"In cricket we are a bit unusual. We will go after all the corruptors, even those outside our code. We have had them arrested and detained by immigration in three countries in recent months after telling the local police that this person is a suspected corruptor and moving through your borders. We have taken an aggressive approach towards the corruptors which other sports don't."
The major front in the fight against corruption in the new decade is franchise T20 tournaments.
The sums of money on offer are tempting, particularly for players below the top tier.
Leading international captains, as Cronje would be these days, are paid so well and have too much to lose that they are now out of reach for fixers. The same goes for most international players.
Instead they focus their attention on younger cricketers, associates, under-19s and women's cricketers.
These are the levels of the game where players may be more naive about who they associate with and can be groomed.
They also simply do not earn the same money as top players so there is greater temptation.
Team owners in franchise leagues are also one of the main areas for Marshall to investigate.
His team have built up a large database of intelligence and will report bookies to local authorities.
Some have been turned away by immigration trying to enter countries hosting ICC events.
Individuals have been detained recently at passport control in Zimbabwe and the Maldives after tip offs from the ICC.
Potential team owners have been thrown out of leagues based on intelligence held by the ICC.
"A lot of recent investigations have stemmed from franchise cricket and often below the very top tier of franchise cricket but where the new model of team ownership brings in people from outside normal cricket structures," said Marshall.
"You also have teams not used to playing with each other and a backroom staff and coach who are not familiar with each other so it is quite different from the normal club, county or international team.
"Power is often held by the owners or backers behind the owners. In some cases that has been a root in in attempting to corrupt cricketers.
"The other development is the corrupters targeting less well-off teams in the top tier or going the next level down with the associates. We had a qualifying event for World T20 in the UAE recently where three teams had some investigations attached to them including the UAE team where several have been charged and suspended. Other investigations are ongoing."
The motivation behind fixers lies in the vast sums of money bet on even minor Twenty20 leagues.
The Afghan Premier League in 2018 was hit by many rumours of fixing, with players reporting approaches to the ICC.
But with hundreds of millions bet on each match, it is easy to see why fixers will try to recruit players and sneak an advantage over the bookies.
"Even at an event like the Afghan Premier League in 2018 we had reports from the regulated market that around £25million was being gambled on individual matches. These are matches with 300 people in the stadium and very little attention in mainstream cricket media," said Marshall.
"The indications are if there are £25million in the regulated market then the volumes in the unregulated markets in the sub-continent will be much, much higher than that. Therefore if you spend £10-30,000 to get one of those players to underperform or the captain to make decisions then the rewards on the betting markets can be many, many times more than your outlay on buying a corrupt player."

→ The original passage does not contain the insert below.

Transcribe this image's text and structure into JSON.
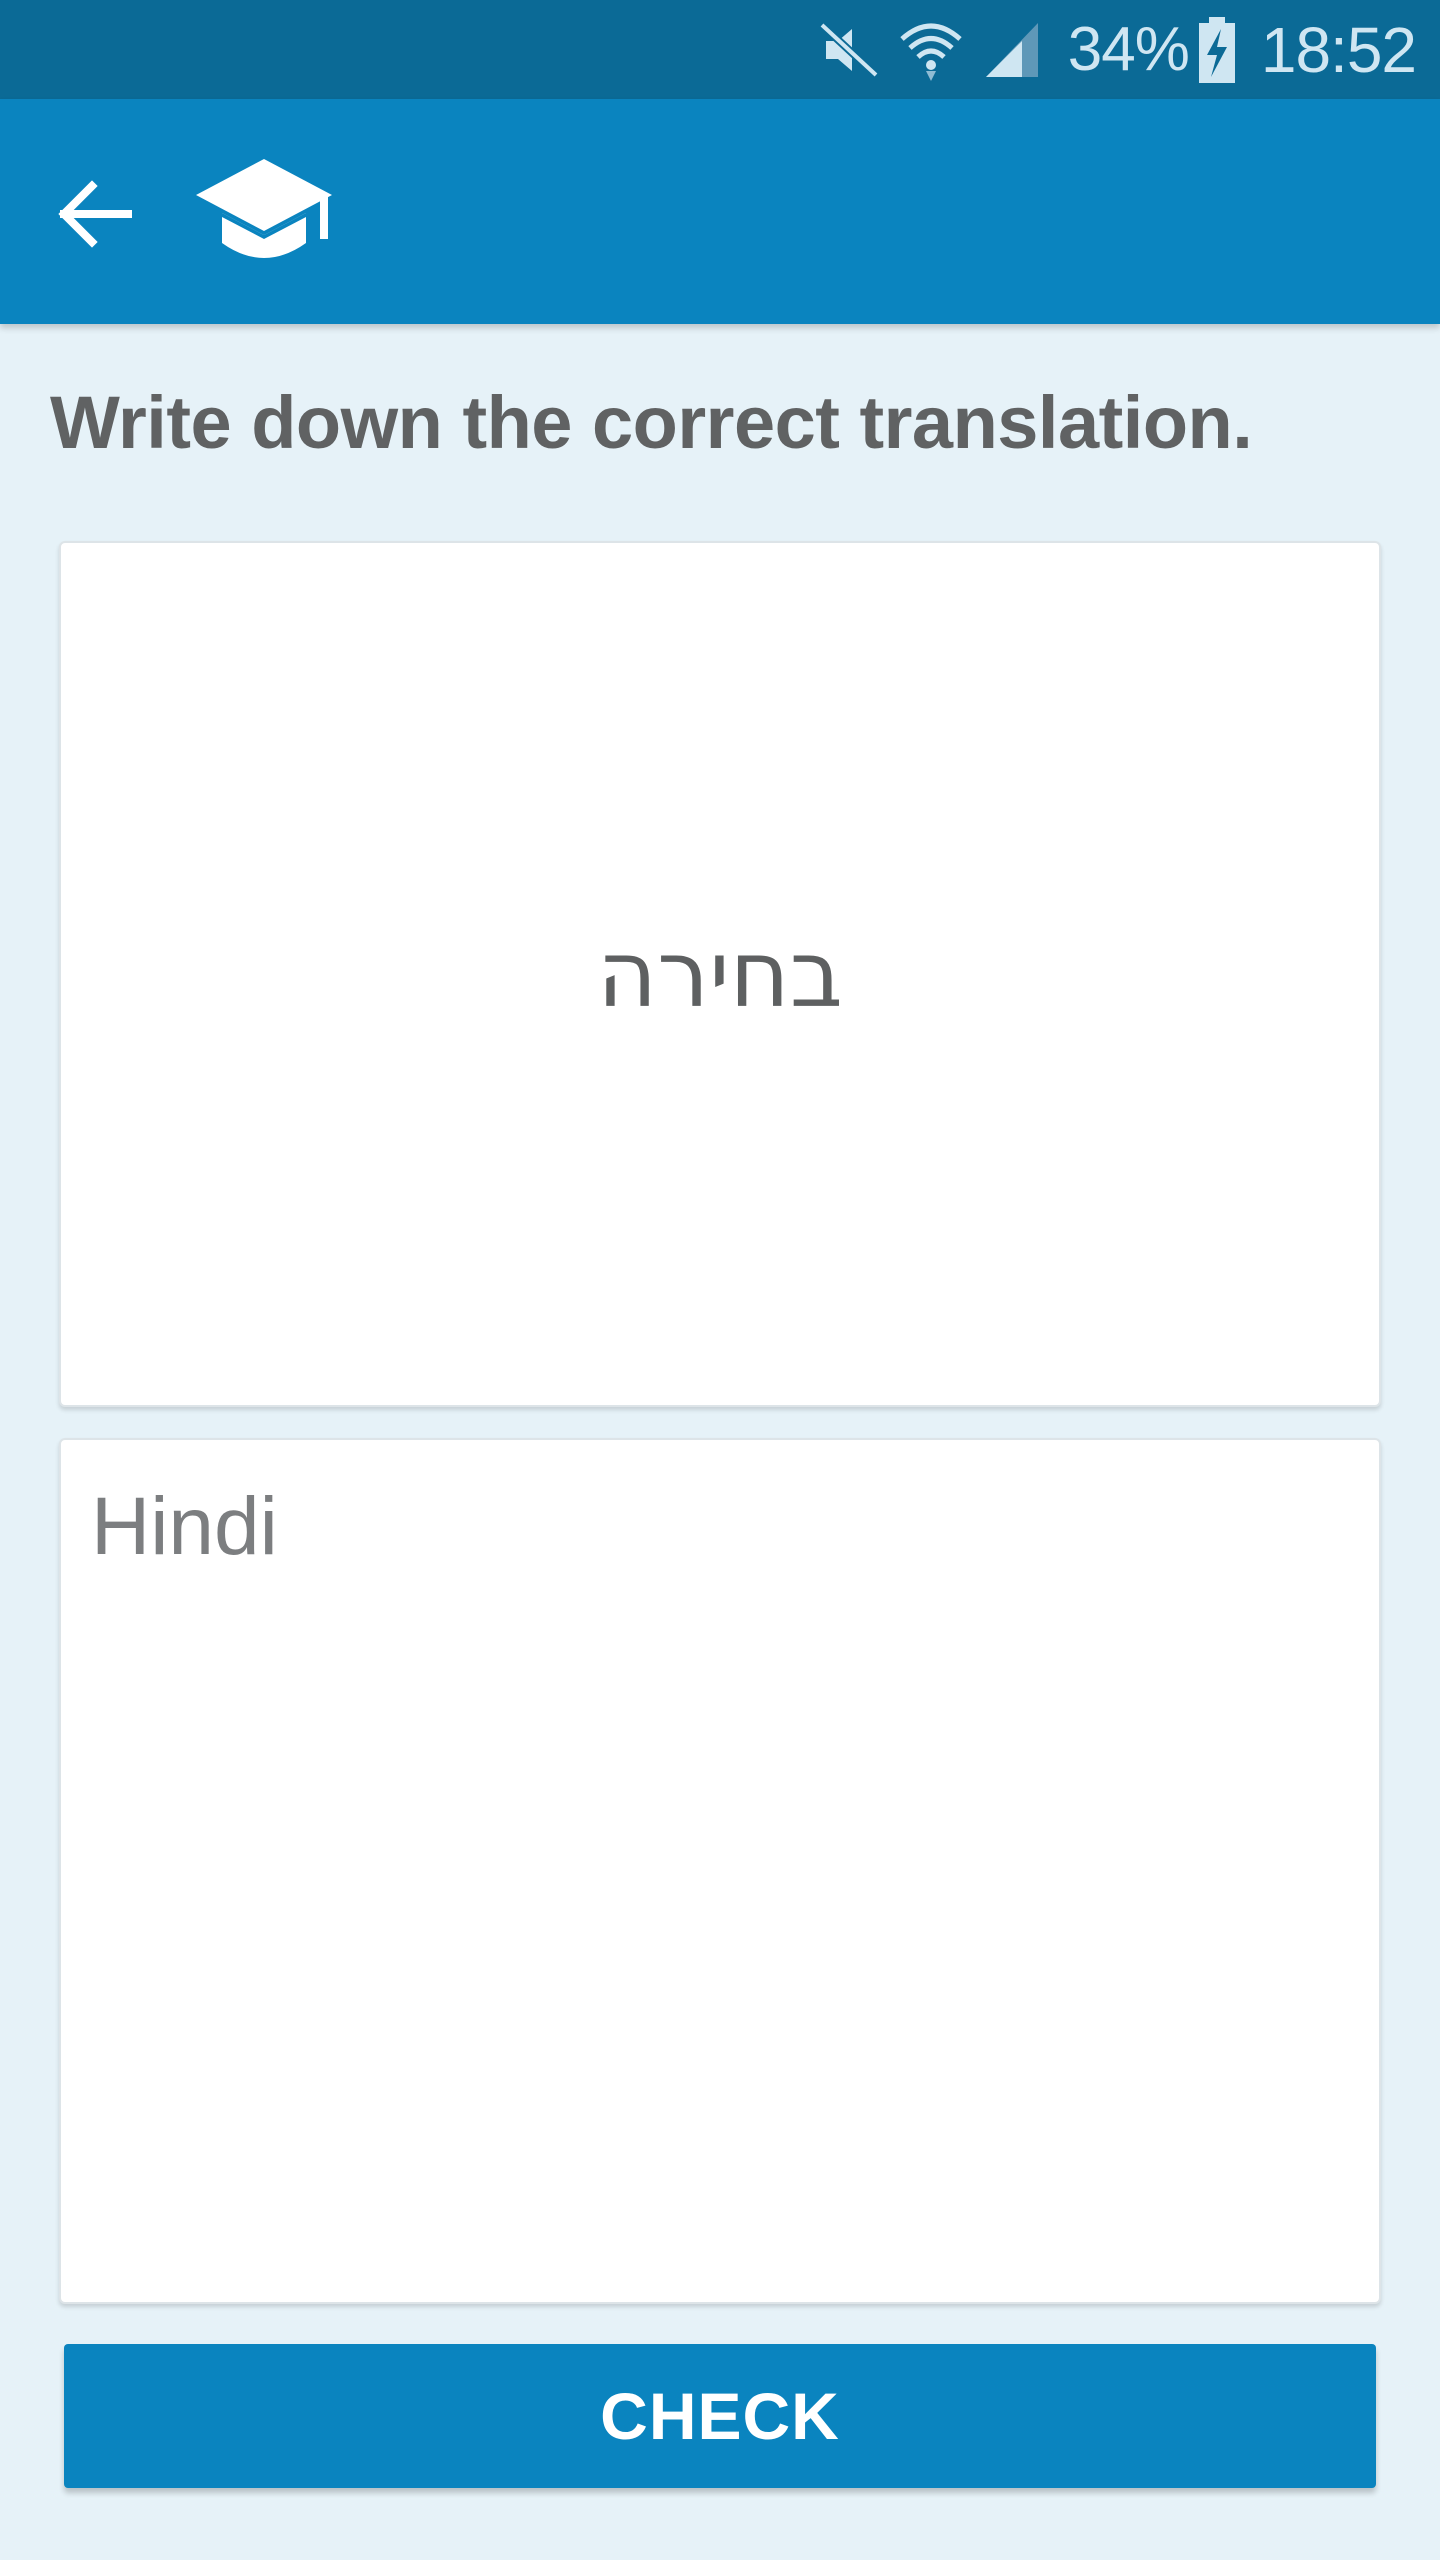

The ICC has the power to seize phones and download call and messaging records, with failure to supply phones resulting in a two year ban for non-cooperation.
"We have had a massive increase in intelligence over the last couple of years. Three years ago we might have received 200 pieces of information in a year, now we are getting more than 1000," said Marshall.
"We have now prosecuted a lot of the top corruptors in the world because we now have a better intelligence.
"We are looking at between 40 and 50 live cases. It is quite consistent around those numbers now. We charged more people last year than ever before  and it will be similar next year."